Click the paint bucket's hot spot (the tip of the drip of paint) somewhere inside the outline shape or within the existing fill (Figure 3.109).
Figure 3.109 The paint-bucket tool can also apply a radial-gradient fill.
The shape fills with the radial gradient currently displayed in the fill-color boxes.
To paint with an unlocked gradient:
In the Toolbox, select the brush tool.
Make sure that the Lock Fill modifier is deselected (Figure 3.110).
Figure 3.110 Deselect the Lock Fill modifier to paint with an unlocked gradient.
Using one of the methods described in the preceding exercises, choose a gradient.
Paint with the brush as described in Chapter 2.
Flash cannot preview the shape you paint with the gradient you chose, as it can do with solid-color fills. The preview shape has a black-and-white pattern.
When you finish your brush stroke, release the mouse button.
Flash redraws the painted shape, using the gradient currently selected in the fill-color box. Flash fills the shape's bounding box (an invisible rectangle that's just the right size to enclose the shape) with the gradient. The painted shape reveals portions of that gradient pattern (Figures 3.111 and 3.112).

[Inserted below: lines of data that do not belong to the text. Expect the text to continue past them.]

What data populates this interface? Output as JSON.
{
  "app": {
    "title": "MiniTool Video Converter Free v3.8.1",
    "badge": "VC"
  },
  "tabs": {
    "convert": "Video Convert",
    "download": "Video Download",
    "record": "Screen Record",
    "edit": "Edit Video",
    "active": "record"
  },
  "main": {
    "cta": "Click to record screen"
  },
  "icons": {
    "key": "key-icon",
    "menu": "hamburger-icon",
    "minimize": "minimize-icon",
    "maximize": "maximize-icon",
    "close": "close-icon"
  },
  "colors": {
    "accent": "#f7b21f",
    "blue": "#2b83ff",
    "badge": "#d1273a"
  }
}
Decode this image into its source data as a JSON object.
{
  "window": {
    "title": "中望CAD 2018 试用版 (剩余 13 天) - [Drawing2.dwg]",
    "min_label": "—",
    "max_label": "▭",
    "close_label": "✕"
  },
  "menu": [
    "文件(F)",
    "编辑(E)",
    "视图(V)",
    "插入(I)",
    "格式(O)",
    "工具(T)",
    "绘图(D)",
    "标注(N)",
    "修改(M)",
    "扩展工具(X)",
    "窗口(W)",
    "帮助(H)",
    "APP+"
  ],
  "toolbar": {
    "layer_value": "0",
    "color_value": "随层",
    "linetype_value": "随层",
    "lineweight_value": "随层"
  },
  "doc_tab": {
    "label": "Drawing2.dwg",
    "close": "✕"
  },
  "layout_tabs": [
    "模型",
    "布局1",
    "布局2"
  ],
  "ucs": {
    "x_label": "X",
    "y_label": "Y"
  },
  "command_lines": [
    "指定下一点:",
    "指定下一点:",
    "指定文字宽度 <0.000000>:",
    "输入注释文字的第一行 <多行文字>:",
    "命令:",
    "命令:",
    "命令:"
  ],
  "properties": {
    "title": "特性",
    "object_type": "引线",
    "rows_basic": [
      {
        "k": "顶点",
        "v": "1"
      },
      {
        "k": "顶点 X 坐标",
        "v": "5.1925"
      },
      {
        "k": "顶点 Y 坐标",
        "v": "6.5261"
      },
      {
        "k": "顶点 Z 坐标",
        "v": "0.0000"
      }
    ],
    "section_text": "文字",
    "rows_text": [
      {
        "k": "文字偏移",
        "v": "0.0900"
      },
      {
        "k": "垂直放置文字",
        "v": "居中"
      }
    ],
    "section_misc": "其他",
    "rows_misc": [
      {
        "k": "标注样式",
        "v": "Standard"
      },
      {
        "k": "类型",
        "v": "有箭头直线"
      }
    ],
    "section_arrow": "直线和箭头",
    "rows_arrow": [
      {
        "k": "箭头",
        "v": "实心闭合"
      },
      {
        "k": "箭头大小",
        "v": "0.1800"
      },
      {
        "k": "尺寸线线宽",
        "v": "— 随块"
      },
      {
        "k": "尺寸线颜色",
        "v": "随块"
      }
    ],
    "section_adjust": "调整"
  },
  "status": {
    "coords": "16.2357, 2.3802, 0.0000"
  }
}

Figure 3.111 A painted shape with a linear-gradient fill.
Figure 3.112 A painted shape with a radial-gradient fill.
You can also create a single underlying gradient for several shapes on the Stage by using the Lock Fill modifier. With the paint-bucket tool selected, choose a gradient fill. Then click the Lock Fill modifier. Flash creates an underlying hidden rectanglethe same size as the Stagefilled with the locked gradient. Wherever you paint with the locked gradient by using the brush tool (or apply the locked fill to a shape by using the paint-bucket tool), Flash reveals that hidden gradient.
Gradients Add Overhead
Gradients are lovely, but they do increase file sizes and thereby slow the loading of published movies. Each area of gradient fill requires an extra 50 bytes of data that a solid fill doesn't need.
In addition, gradients take processsor power. If you use too many, you may see slower frame rates, or slower animations, in your finished movie.